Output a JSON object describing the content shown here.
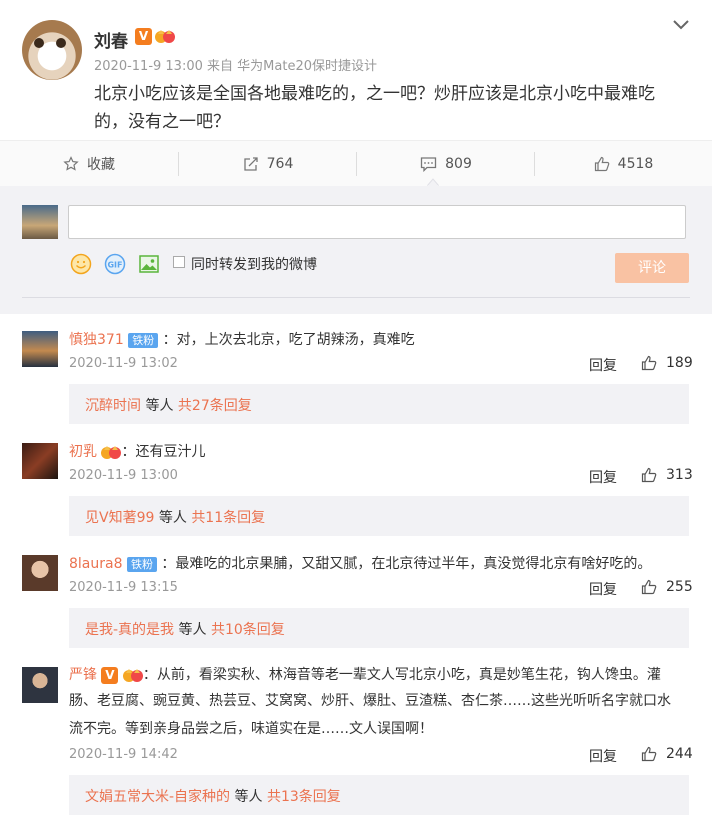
{
  "post": {
    "author": "刘春",
    "v_badge": "V",
    "timestamp": "2020-11-9 13:00",
    "source_prefix": "来自",
    "source": "华为Mate20保时捷设计",
    "text": "北京小吃应该是全国各地最难吃的，之一吧？炒肝应该是北京小吃中最难吃的，没有之一吧？"
  },
  "actions": {
    "favorite": "收藏",
    "repost": "764",
    "comments": "809",
    "likes": "4518"
  },
  "compose": {
    "checkbox_label": "同时转发到我的微博",
    "submit_label": "评论"
  },
  "comments": [
    {
      "name": "慎独371",
      "badge": "铁粉",
      "text": "：对，上次去北京，吃了胡辣汤，真难吃",
      "time": "2020-11-9 13:02",
      "reply": "回复",
      "likes": "189",
      "sub_user": "沉醉时间",
      "sub_mid": " 等人 ",
      "sub_count": "共27条回复"
    },
    {
      "name": "初乳",
      "text": "：还有豆汁儿",
      "time": "2020-11-9 13:00",
      "reply": "回复",
      "likes": "313",
      "sub_user": "见V知著99",
      "sub_mid": " 等人 ",
      "sub_count": "共11条回复"
    },
    {
      "name": "8laura8",
      "badge": "铁粉",
      "text": "：最难吃的北京果脯，又甜又腻，在北京待过半年，真没觉得北京有啥好吃的。",
      "time": "2020-11-9 13:15",
      "reply": "回复",
      "likes": "255",
      "sub_user": "是我-真的是我",
      "sub_mid": " 等人 ",
      "sub_count": "共10条回复"
    },
    {
      "name": "严锋",
      "v_badge": "V",
      "text_line1": "：从前，看梁实秋、林海音等老一辈文人写北京小吃，真是妙笔生花，钩人馋虫。灌",
      "text_line2": "肠、老豆腐、豌豆黄、热芸豆、艾窝窝、炒肝、爆肚、豆渣糕、杏仁茶……这些光听听名字就口水",
      "text_line3": "流不完。等到亲身品尝之后，味道实在是……文人误国啊！",
      "time": "2020-11-9 14:42",
      "reply": "回复",
      "likes": "244",
      "sub_user": "文娟五常大米-自家种的",
      "sub_mid": " 等人 ",
      "sub_count": "共13条回复"
    }
  ],
  "colors": {
    "accent": "#eb7350",
    "vip": "#f47d1f",
    "submit": "#f9c2a3"
  }
}
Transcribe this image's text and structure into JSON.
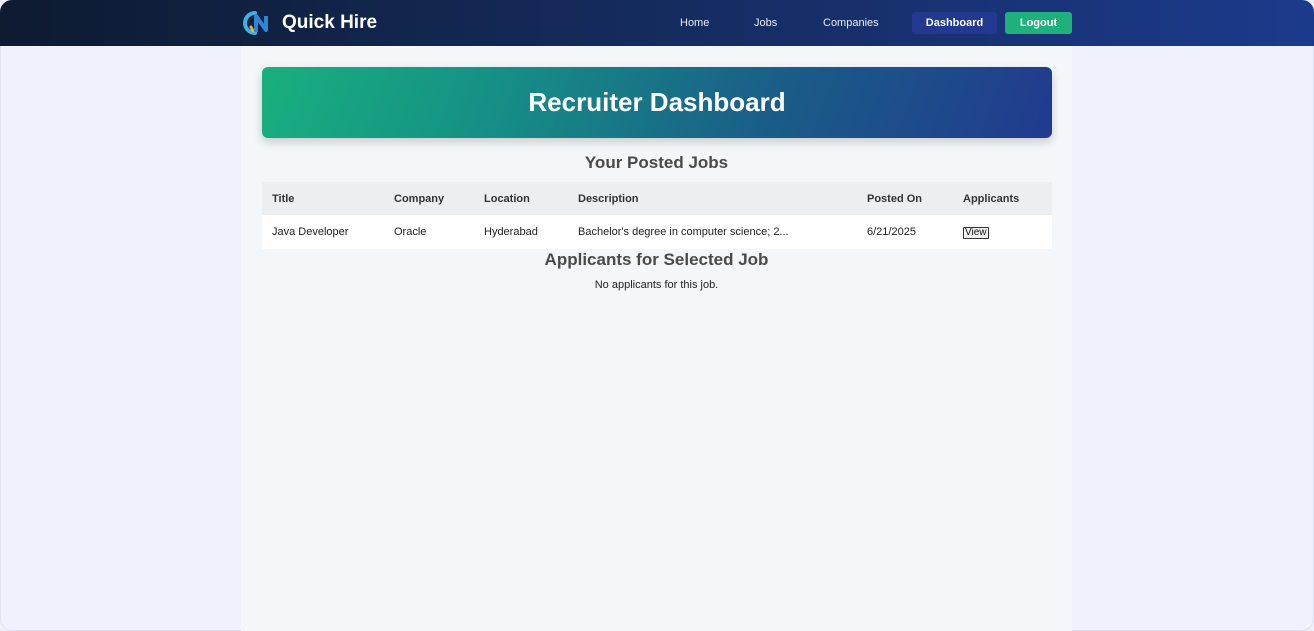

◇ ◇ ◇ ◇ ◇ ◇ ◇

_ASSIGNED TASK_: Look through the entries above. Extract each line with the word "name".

_RESULT_:
      "name": "慎独371",
      "name": "初乳",
      "name": "8laura8",
      "name": "严锋",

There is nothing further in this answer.